The installation consists of 2,240 square metres of solar panels, arranged in five rows of eight over all but one of the 36 floats. "The floats are made of polyethylene and the frame supporting the solar panels is aluminium," explains Fuchs. "The solar panels are two-sided and made of glass. They were assembled on the ground near the lake and then airlifted by helicopter to the floating structure. The entire installation covers less than 2% of the lake's surface," he adds. The solar farm floats on the surface of the water and then rests on the bed of the empty lake when the water is drained out between November and March. It has no environmental impact on aquatic flora or fauna. "A number of environmental groups have confirmed that our project does not threaten any ecosystems in the lake. The water is drained out every year over a period of several months, so there's practically no aquatic wildlife growing there anyway," notes Fuchs. But as Söderström points out, this type of installation is clearly not for all mountain lakes: "Installing solar panels on a lake could indeed disrupt the ecosystem in a normal lake, but it's different for reservoirs that are completely drained every year. Here, the solar panels have very little environmental impact."
The Alpine effect
Three factors come together to enable this high-altitude solar farm to produce up to 50% more energy than one on low-lying land: the cold temperatures, stronger UV rays, and light reflected from the surrounding snow. Photovoltaic cells are more efficient in cold weather, as Fuchs points out. Söderström also highlights the potential of this choice of location for generating power, especially in winter: "There is much less fog at an altitude of 1,810 metres than lower down. And the snow reflects the sunlight, so the panels can harness more energy – a phenomenon known as the albedo effect." The use of two-sided modules is very effective here because, when snow lands on a panel, the light reflected from one side heats up the other side by generating energy, causing the snow to slide off.
The overall effect of this Alpine environment is a higher energy yield, particularly in the winter months. It was thus a bold but winning decision. Söderström points out: "There is nothing new or exceptional about floating solar farms, and there are many examples around the world, but this is the first one that has to withstand the harsh climatic conditions of an Alpine winter. It stands as both an addition and a testament to Swiss expertise." According to SFOE figures, electricity from renewable sources accounted for around 75% of Switzerland's electricity consumption and 62% of electricity production in 2019.
This world-first project is drawing much interest from electricity companies around the world and has even become a tourist attraction in the region. "We are in contact with other electricity suppliers in Switzerland and Europe with a view to exporting our technology," says Fuchs. The mayor of Bourg-Saint-Pierre, Gilbert Tornare, adds: "Here at the end of the valley, we live off what few natural resources we have – sunshine, water and wind. So we welcomed this project with great interest and enthusiasm. And we get quite a few tourists coming to look at our floating solar farm. This project is good for our energy independence – but also for our economic survival as a region."

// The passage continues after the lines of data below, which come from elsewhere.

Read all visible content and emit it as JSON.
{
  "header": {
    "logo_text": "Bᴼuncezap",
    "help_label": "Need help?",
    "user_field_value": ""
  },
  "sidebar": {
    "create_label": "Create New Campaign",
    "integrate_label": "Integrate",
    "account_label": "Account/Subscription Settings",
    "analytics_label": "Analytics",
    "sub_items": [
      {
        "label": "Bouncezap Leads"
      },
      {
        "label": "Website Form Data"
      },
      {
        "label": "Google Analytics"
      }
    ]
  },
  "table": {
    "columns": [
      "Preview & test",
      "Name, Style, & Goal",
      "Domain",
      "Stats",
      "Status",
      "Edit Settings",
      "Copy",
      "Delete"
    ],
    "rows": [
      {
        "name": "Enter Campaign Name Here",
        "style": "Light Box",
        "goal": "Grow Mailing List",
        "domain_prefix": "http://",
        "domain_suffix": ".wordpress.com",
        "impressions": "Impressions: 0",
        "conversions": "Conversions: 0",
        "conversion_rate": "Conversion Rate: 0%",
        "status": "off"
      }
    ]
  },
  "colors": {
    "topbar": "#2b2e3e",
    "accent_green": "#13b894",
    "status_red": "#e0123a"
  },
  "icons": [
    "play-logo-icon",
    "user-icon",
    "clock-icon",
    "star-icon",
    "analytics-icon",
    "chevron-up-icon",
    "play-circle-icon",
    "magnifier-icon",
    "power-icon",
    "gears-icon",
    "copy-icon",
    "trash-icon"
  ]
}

2021 Watt d'Or award
The Lac des Toules solar project has cost CHF 2.35 million to date. It currently produces 800,000 kWh of electricity per year, which is enough to power 220 households. In recognition of its pioneering technology, Romande Energie was awarded the SFOE's 2021 Watt d'Or in the Renewable Energy category. However, the current structure – while efficient – is still only a demonstration project. As Fuchs reveals, Romande Energie has much bigger plans for the future, with a larger and more permanent structure to be built on the same lake in 2022: "The goal is to produce 22 million kWh per year, enough power for some 6,100 households." Romande Energie hopes to obtain planning permission for its new system in early 2021.